Omkar Govil, a 9-year-old from San Jose, has developed the O Watch, a kit for kids to design and code their own 3-D printable smartwatches. To date, he has raised $18,000 on Kickstarter. Meanwhile, a father taught himself to use a 3-D printer to create a custom prosthetic hand for his son, made possible by an online community called E-nable that shared its knowledge, 3-D designs and expertise.
Makers like Sasha, Omar and that inventive dad will build our future, which is why the White House celebrated the National Week of Making last month; the European Union hosted its own Maker Week earlier this summer.

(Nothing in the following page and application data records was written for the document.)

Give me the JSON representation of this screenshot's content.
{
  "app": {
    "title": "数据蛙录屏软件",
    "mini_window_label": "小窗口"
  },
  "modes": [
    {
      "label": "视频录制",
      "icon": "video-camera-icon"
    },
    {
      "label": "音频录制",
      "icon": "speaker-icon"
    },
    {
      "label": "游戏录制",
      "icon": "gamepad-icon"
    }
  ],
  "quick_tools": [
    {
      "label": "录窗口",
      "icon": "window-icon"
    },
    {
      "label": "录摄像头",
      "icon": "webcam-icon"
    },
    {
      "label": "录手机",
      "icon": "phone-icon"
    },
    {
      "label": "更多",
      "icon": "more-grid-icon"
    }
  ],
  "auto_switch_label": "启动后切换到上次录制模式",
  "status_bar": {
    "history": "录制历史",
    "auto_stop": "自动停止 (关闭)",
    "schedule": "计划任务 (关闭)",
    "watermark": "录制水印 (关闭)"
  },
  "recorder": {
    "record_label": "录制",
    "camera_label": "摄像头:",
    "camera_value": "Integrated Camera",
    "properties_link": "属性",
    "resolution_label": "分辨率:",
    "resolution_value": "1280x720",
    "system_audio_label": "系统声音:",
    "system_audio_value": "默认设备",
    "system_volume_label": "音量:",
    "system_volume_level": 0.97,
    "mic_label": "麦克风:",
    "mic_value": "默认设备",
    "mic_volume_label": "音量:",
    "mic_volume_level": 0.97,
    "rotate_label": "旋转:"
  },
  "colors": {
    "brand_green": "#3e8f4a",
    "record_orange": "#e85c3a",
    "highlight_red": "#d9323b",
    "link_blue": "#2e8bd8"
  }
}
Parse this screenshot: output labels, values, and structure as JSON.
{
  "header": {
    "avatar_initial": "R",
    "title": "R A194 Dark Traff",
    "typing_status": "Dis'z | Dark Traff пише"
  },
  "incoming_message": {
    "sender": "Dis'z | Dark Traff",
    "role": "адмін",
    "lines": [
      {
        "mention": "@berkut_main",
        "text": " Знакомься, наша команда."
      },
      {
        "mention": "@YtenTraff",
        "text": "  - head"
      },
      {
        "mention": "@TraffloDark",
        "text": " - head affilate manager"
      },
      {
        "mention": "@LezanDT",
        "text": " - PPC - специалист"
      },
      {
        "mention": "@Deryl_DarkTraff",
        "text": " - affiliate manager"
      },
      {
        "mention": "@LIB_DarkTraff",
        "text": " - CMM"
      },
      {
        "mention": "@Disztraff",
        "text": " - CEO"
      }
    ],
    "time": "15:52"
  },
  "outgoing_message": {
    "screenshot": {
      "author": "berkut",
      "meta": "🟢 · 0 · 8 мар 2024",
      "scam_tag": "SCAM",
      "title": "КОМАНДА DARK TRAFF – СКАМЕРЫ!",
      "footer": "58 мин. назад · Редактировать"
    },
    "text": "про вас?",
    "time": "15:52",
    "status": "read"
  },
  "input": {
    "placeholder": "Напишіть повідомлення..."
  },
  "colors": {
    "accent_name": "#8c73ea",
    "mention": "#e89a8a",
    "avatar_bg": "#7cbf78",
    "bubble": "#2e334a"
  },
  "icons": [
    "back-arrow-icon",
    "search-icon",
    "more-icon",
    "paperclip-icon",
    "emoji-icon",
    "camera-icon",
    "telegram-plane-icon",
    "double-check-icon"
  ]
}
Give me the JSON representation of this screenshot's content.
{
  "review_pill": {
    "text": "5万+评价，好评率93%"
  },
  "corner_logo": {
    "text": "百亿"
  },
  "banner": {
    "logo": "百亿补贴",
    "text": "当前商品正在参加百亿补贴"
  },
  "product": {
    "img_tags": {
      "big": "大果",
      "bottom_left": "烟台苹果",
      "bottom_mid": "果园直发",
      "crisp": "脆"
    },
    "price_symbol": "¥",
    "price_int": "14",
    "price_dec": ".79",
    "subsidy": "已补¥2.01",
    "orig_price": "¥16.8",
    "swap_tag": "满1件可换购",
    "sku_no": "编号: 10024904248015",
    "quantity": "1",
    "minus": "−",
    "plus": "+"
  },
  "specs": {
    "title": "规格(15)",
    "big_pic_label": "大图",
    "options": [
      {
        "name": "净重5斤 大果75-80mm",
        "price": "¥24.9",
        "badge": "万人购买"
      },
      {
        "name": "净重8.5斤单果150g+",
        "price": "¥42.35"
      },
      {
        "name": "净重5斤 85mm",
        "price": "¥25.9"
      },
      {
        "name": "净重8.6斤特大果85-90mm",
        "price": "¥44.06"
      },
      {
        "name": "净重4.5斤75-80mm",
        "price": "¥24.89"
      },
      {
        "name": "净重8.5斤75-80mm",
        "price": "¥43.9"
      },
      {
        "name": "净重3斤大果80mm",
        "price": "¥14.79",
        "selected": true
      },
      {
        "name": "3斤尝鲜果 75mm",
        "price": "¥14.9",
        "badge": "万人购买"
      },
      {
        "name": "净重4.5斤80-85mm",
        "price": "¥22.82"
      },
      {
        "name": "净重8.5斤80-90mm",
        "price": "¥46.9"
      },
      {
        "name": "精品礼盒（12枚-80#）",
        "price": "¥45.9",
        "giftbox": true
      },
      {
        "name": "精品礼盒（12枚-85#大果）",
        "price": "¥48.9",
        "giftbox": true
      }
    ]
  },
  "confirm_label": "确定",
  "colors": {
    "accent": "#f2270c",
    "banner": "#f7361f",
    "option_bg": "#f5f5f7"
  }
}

Making is on the rise, shaping a movement that impacts our economy, education and culture. This movement, ignited by enthusiasts who have a passion for creating, combines physical and digital skills to design and build using electronics, 3-D printers and other new tools. It encourages everyone to see themselves as producers, not just consumers. It fosters collaborative problem-solving and the sharing of creative work openly with others.
The most important aspect of the Makers movement is not technology — and learning about technology is not limited to coding. It is the wide range of people, young and old, who are developing their talents and discovering new ways to solve interesting, everyday problems. Not only does this allow them to express creative freedom, it teaches the foundational skills for the jobs of the future — jobs that will require more agility and creativity.
Making encourages everyone to see themselves as producers, not just consumers.
According to research, nothing activates a child's brain like making and play. And, if given the opportunity, children will gravitate toward play that builds STEM skills. Research shows that given 15 minutes of free play, 4- and 5-year-olds will spend a third of this time engaged in spatial, mathematical and architectural activities. This type of play — especially with building blocks — helps children discover and develop key principles in math and geometry.
Schools and universities are also recognizing the value of making. Engaging kids in making results in a higher interest in STEM occupations, but making is also a gateway to exploration, problem solving and innovation. Last fall, Case Western Reserve University in Cleveland, Ohio, opened a seven-story makers space called Think[box], free for students and the community to use as an open innovation lab.
As part of its ongoing efforts to spur interest in STEM careers, AT&T is supporting Maker Camp, a program that engages kids in hands-on learning both in person and online, with adult makers assisting. Campers learn to solder, make their own traffic lights and transform different energy sources into helpful IoT solutions or even wearable applications. General Electric is inviting makers to contribute project ideas that could shape the future of lighting. The Department of Energy wants to connect makers with National Labs to help address problems in areas such as clean energy.
Sasha’s making has continued to bring her success. She was part of a group (one of the youngest in history) that sent a science experiment to the International Space Station. This year, she entered the Santa Cruz County Science and Engineering Fair and won first place in the senior division and a medal from the Office of Naval Research.
Our country needs more maker spaces for students like Sasha, particularly in schools and libraries, to help them become the active learners, explorers and experimenters they need to be for the jobs of tomorrow. By engaging with science, technology and art in meaningful ways, they will become the creators, coders and makers we need to build our future.
Dale Dougherty is the founder and executive chairman of Maker Media, which launched Make: magazine in 2005, and Maker Faire, which held its first event in the San Francisco Bay Area in 2006. Dougherty forges strategic partnerships in support of maker education and global, cultural and economic initiatives. His vision and mission continue to be the guiding force for the family of brands. Reach him @dalepd.
This article originally appeared on Recode.net.